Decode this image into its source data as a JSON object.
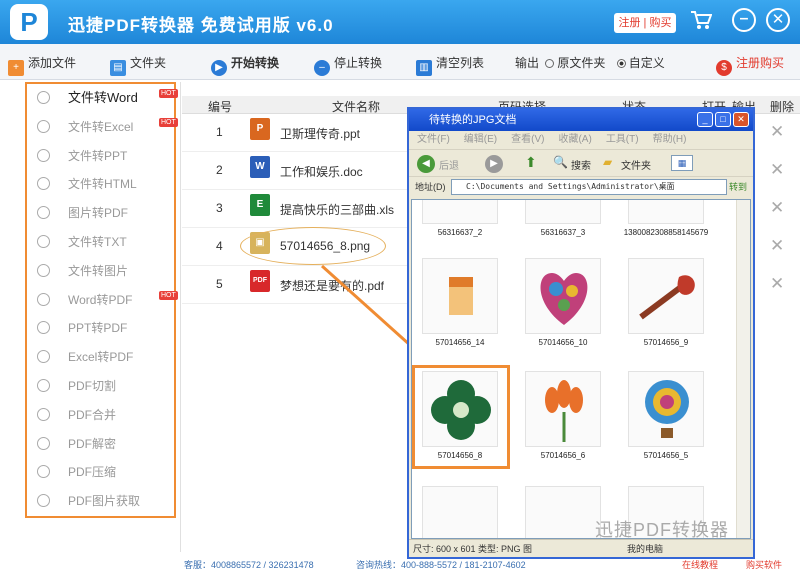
{
  "app": {
    "title": "迅捷PDF转换器 免费试用版 v6.0",
    "logo": "P",
    "register_label": "注册 | 购买"
  },
  "toolbar": {
    "add_file": "添加文件",
    "folder": "文件夹",
    "start": "开始转换",
    "stop": "停止转换",
    "clear": "清空列表",
    "output_label": "输出",
    "source_folder": "原文件夹",
    "custom": "自定义",
    "register_buy": "注册购买"
  },
  "sidebar": {
    "items": [
      {
        "label": "文件转Word",
        "hot": true
      },
      {
        "label": "文件转Excel",
        "hot": true
      },
      {
        "label": "文件转PPT",
        "hot": false
      },
      {
        "label": "文件转HTML",
        "hot": false
      },
      {
        "label": "图片转PDF",
        "hot": false
      },
      {
        "label": "文件转TXT",
        "hot": false
      },
      {
        "label": "文件转图片",
        "hot": false
      },
      {
        "label": "Word转PDF",
        "hot": true
      },
      {
        "label": "PPT转PDF",
        "hot": false
      },
      {
        "label": "Excel转PDF",
        "hot": false
      },
      {
        "label": "PDF切割",
        "hot": false
      },
      {
        "label": "PDF合并",
        "hot": false
      },
      {
        "label": "PDF解密",
        "hot": false
      },
      {
        "label": "PDF压缩",
        "hot": false
      },
      {
        "label": "PDF图片获取",
        "hot": false
      }
    ],
    "hot_badge": "HOT"
  },
  "table": {
    "headers": {
      "num": "编号",
      "name": "文件名称",
      "range": "页码选择",
      "status": "状态",
      "open": "打开",
      "output": "输出",
      "delete": "删除"
    },
    "rows": [
      {
        "num": "1",
        "name": "卫斯理传奇.ppt",
        "icon": "P",
        "color": "#d9671f"
      },
      {
        "num": "2",
        "name": "工作和娱乐.doc",
        "icon": "W",
        "color": "#2b5eb8"
      },
      {
        "num": "3",
        "name": "提高快乐的三部曲.xls",
        "icon": "E",
        "color": "#1f8a3a"
      },
      {
        "num": "4",
        "name": "57014656_8.png",
        "icon": "▣",
        "color": "#d7b35c"
      },
      {
        "num": "5",
        "name": "梦想还是要有的.pdf",
        "icon": "PDF",
        "color": "#d8282a"
      }
    ],
    "delete_glyph": "✕"
  },
  "explorer": {
    "title": "待转换的JPG文档",
    "menu": [
      "文件(F)",
      "编辑(E)",
      "查看(V)",
      "收藏(A)",
      "工具(T)",
      "帮助(H)"
    ],
    "back": "后退",
    "search": "搜索",
    "folders": "文件夹",
    "address_label": "地址(D)",
    "address": "C:\\Documents and Settings\\Administrator\\桌面",
    "go": "转到",
    "files": [
      {
        "name": "56316637_2"
      },
      {
        "name": "56316637_3"
      },
      {
        "name": "1380082308858145679"
      },
      {
        "name": "57014656_14"
      },
      {
        "name": "57014656_10"
      },
      {
        "name": "57014656_9"
      },
      {
        "name": "57014656_8"
      },
      {
        "name": "57014656_6"
      },
      {
        "name": "57014656_5"
      }
    ],
    "status_size": "尺寸: 600 x 601 类型: PNG 图",
    "status_computer": "我的电脑"
  },
  "statusbar": {
    "service": "客服：4008865572 / 326231478",
    "consult": "咨询热线：400-888-5572 / 181-2107-4602",
    "tutorial": "在线教程",
    "buy": "购买软件"
  },
  "watermark": "迅捷PDF转换器",
  "colors": {
    "brand": "#1e86d8",
    "highlight": "#f08c33",
    "title_blue": "#2f68e6"
  }
}
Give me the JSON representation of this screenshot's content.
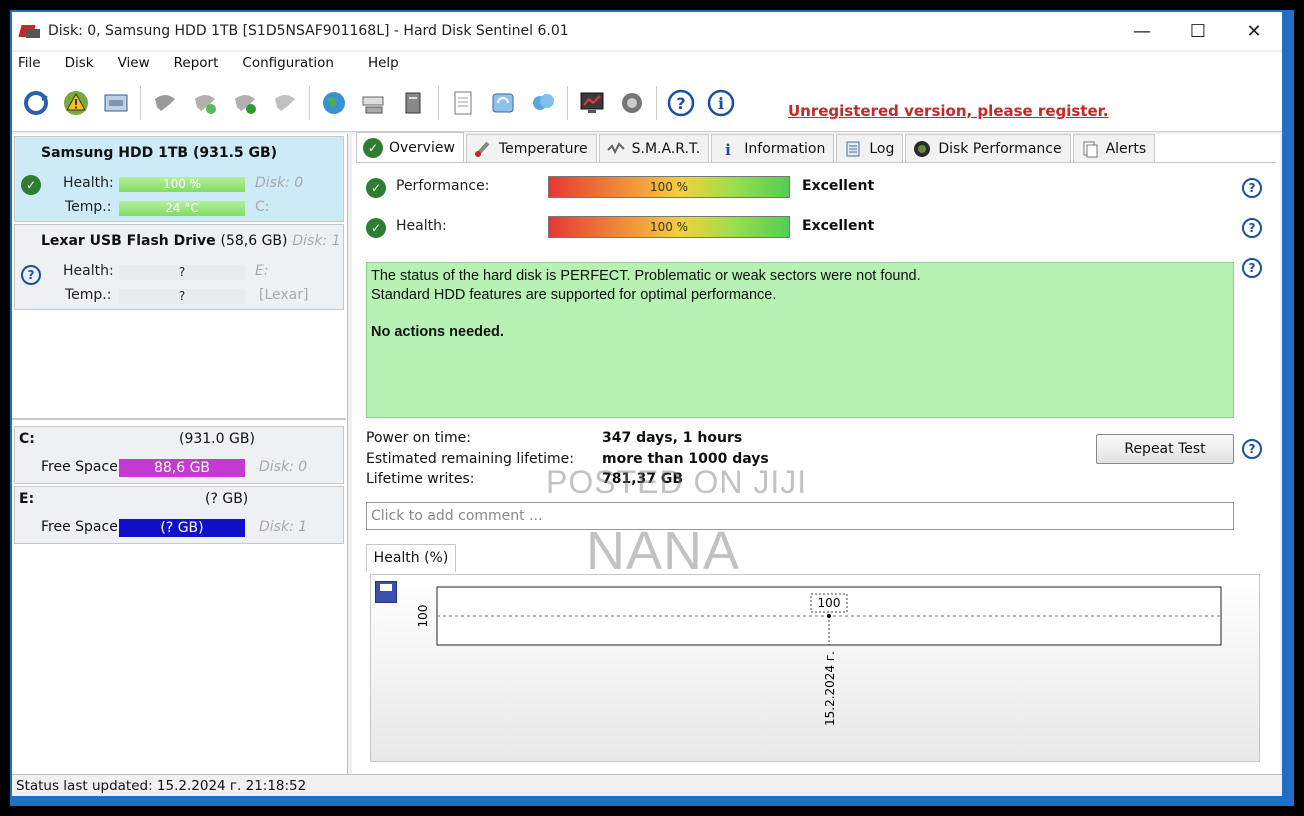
{
  "window": {
    "title": "Disk: 0, Samsung HDD 1TB [S1D5NSAF901168L]  -  Hard Disk Sentinel 6.01",
    "minimize": "—",
    "maximize": "☐",
    "close": "✕"
  },
  "menu": [
    "File",
    "Disk",
    "View",
    "Report",
    "Configuration",
    "Help"
  ],
  "toolbar": {
    "register_link": "Unregistered version, please register."
  },
  "disks": [
    {
      "title": "Samsung HDD 1TB (931.5 GB)",
      "health_label": "Health:",
      "health_value": "100 %",
      "health_fraction": 1.0,
      "temp_label": "Temp.:",
      "temp_value": "24 °C",
      "side1": "Disk: 0",
      "side2": "C:"
    },
    {
      "title": "Lexar   USB Flash Drive",
      "title_size": "(58,6 GB)",
      "title_disk": "Disk: 1",
      "health_label": "Health:",
      "health_value": "?",
      "temp_label": "Temp.:",
      "temp_value": "?",
      "side1": "E:",
      "side2": "[Lexar]"
    }
  ],
  "volumes": [
    {
      "letter": "C:",
      "size": "(931.0 GB)",
      "free_label": "Free Space",
      "free_value": "88,6 GB",
      "disk": "Disk: 0",
      "bar_color": "#c53ad0"
    },
    {
      "letter": "E:",
      "size": "(? GB)",
      "free_label": "Free Space",
      "free_value": "(? GB)",
      "disk": "Disk: 1",
      "bar_color": "#1010c8"
    }
  ],
  "tabs": [
    "Overview",
    "Temperature",
    "S.M.A.R.T.",
    "Information",
    "Log",
    "Disk Performance",
    "Alerts"
  ],
  "overview": {
    "performance_label": "Performance:",
    "performance_value": "100 %",
    "performance_text": "Excellent",
    "health_label": "Health:",
    "health_value": "100 %",
    "health_text": "Excellent",
    "status_line1": "The status of the hard disk is PERFECT. Problematic or weak sectors were not found.",
    "status_line2": "Standard HDD features are supported for optimal performance.",
    "status_line3": "No actions needed.",
    "power_on_label": "Power on time:",
    "power_on_value": "347 days, 1 hours",
    "remaining_label": "Estimated remaining lifetime:",
    "remaining_value": "more than 1000 days",
    "writes_label": "Lifetime writes:",
    "writes_value": "781,37 GB",
    "repeat_test": "Repeat Test",
    "comment_placeholder": "Click to add comment ..."
  },
  "health_tab": "Health (%)",
  "chart_data": {
    "type": "line",
    "x": [
      "15.2.2024 г."
    ],
    "values": [
      100
    ],
    "ylabel": "100",
    "point_label": "100"
  },
  "status_bar": "Status last updated: 15.2.2024 г. 21:18:52",
  "watermarks": {
    "line1": "POSTED ON JIJI",
    "line2": "NANA"
  }
}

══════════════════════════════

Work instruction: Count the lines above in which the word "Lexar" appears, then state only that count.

Your response: 2